“He’s only going to be five for a year,” she says, “and I’m going to miss it if I’m completely focused on work. I was offered other job opportunities that required being in the office five days a week. I had to turn those opportunities down.”
One offer in particular came with a pay raise and a better title, but something about it didn’t feel quite right.
“You should always interview your potential employer as much as they’re interviewing you,” Sam notes. “During this interview, I could feel in my gut that the opportunity was more conservative and they would be more old school about how they were getting the best out of me.”
At CO-OP, Sam is given flexibility to work from home many days while still holding meetings with coworkers in their physical office on others. This setup gives her opportunities for creative engagement with others, yet also provides her with the time she needs to think and work independently.
The arrangement works best not only for the production of her work content, but also for her family as she saves hours per week that would otherwise be spent commuting. Those hours can now be dedicated to her husband and son.
— State Street (@StateStreet) March 7, 2017
Why Women are Great Intrapreneurs—and Why Big Business Needs Them
With the rise of technology, the business world is changing rapidly. As old companies try to adapt, they are in desperate need of intrapreneurs.
Intrapreneurs are the movers and shakers inside a traditional nine to five. They have the creativity and drive of entrepreneurs, but are able to direct their energy to change and innovation within an existing business rather than using their energy to build a new entity.
Sam identifies some of the necessary traits of an intrapreneur as problem solving, being creative, and possessing the ability to think on your feet. She notes that these same skills are necessary for women as they navigate motherhood.
“According to Malcolm Gladwell’s 10,000 hour rule, you become an expert at something once you’ve devoted 10,000 hours to practicing it. I think back on the first five years of my son’s life and what I had to juggle in order to make my life work. As a mother, you have to problem solve, think on your feet and be creative to get things done. That’s a part of what women do. They have more practice than many people in the working world.”
Indeed, just before a child hits age two, mothers hit the 10,000 hour mark. And that’s if you’re accounting for eight hours of sleep each night, which any mother will tell you is a liberal estimate in the first twenty-four months.
Mothers have an incredible amount of experience practicing these skills, making them effective and powerful intrapreneurs.
Retaining Talented Mothers
You may remember Chatón’s powerful argument that by providing flexibility, employers can retain talented mothers and enhance their bottom line. Combine this with Sam’s theory on intrapreneurship, and there is a very real reason to accommodate mothers’ needs for flexibility.

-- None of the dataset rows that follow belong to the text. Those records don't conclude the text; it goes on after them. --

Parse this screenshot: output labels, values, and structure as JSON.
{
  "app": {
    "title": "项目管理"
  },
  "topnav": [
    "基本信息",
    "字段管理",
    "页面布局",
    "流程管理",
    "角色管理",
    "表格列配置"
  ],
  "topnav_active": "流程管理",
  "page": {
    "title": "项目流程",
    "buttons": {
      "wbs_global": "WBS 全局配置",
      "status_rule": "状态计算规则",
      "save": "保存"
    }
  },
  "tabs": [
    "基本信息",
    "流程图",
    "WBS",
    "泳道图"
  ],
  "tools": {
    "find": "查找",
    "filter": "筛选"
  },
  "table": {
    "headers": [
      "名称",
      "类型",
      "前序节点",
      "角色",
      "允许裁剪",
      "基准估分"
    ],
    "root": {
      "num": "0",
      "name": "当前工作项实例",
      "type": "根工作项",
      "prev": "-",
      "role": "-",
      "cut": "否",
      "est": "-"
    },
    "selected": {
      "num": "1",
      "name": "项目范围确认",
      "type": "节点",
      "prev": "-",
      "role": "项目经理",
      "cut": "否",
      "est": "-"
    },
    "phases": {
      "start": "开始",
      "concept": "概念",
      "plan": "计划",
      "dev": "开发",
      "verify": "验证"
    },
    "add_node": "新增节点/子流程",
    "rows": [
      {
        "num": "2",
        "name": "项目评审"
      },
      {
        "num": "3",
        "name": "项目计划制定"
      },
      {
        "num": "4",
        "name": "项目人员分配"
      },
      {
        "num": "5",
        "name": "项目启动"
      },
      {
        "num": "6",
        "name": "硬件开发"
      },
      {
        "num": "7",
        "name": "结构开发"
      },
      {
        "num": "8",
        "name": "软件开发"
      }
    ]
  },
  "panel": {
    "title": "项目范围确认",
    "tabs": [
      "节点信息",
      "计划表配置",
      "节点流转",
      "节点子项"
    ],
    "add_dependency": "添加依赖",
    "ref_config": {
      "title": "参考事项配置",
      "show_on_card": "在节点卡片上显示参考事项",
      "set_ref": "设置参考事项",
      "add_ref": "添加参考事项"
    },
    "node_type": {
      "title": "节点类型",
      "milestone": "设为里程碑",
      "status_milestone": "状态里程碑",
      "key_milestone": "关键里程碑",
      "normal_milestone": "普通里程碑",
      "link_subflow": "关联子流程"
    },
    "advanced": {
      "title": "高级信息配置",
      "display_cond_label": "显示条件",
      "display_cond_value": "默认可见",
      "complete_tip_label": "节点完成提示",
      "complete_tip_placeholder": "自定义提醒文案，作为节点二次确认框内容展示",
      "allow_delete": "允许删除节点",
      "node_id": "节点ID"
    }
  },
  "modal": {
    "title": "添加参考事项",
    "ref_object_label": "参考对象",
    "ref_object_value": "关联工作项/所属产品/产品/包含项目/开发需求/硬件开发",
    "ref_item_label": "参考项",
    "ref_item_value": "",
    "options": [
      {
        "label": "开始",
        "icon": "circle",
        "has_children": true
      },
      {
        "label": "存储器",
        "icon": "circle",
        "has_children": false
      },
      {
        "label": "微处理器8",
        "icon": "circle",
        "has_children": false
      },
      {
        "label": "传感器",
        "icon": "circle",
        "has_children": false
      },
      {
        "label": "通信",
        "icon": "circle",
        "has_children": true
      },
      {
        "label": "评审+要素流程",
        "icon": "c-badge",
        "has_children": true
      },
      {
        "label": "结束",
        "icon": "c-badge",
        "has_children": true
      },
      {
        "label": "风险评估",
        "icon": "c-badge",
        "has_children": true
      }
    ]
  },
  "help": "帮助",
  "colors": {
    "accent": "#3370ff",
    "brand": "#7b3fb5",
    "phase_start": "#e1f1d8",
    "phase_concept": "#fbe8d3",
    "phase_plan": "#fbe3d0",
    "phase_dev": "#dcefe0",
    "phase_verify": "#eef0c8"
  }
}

Sam has seen this with her own team. In an industry where people climb the ladder and increase their salaries by hopping from company to company, the women and men she oversees have a typical tenure of six to eight years.
“They stay because they get to work on exciting things,” she explains. “They get to work the hours they want to work–where they want to work them. All they need to do is deliver excellence and they can keep working in that way. In return, I get a happy, connected and loyal team.”